======== Records for processing ========
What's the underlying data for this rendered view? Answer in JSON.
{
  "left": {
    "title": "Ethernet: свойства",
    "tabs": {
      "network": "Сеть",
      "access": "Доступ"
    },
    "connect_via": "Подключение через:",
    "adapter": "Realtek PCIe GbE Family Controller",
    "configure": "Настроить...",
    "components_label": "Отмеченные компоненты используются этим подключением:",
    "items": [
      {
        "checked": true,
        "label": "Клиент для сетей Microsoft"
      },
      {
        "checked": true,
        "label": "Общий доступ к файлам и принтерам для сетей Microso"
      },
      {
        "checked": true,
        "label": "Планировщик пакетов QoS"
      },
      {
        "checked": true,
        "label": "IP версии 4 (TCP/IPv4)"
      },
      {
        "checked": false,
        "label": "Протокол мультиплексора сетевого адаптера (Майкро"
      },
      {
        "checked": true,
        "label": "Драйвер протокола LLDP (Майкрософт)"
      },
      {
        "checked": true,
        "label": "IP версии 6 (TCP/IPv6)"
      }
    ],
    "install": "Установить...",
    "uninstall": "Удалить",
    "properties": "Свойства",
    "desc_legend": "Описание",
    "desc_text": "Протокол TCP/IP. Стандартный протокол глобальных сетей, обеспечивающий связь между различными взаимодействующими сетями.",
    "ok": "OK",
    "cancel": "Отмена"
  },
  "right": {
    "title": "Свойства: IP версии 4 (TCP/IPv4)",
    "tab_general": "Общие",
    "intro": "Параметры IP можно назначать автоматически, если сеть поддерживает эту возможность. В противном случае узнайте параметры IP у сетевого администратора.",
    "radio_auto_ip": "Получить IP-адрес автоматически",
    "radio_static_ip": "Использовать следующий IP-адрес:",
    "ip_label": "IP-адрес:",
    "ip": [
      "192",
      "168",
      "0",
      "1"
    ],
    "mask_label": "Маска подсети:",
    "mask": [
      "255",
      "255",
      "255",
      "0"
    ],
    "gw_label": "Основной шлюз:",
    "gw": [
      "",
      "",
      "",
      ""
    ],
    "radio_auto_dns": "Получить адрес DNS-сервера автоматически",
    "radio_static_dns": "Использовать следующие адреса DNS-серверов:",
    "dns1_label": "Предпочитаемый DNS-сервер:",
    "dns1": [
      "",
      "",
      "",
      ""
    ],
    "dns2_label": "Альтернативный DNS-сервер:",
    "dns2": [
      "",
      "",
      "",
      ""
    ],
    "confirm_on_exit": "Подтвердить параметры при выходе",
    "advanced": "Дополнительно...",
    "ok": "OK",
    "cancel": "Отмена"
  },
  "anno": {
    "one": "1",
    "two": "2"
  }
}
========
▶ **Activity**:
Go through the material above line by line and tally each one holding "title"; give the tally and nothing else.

▶ **Answer section**:
2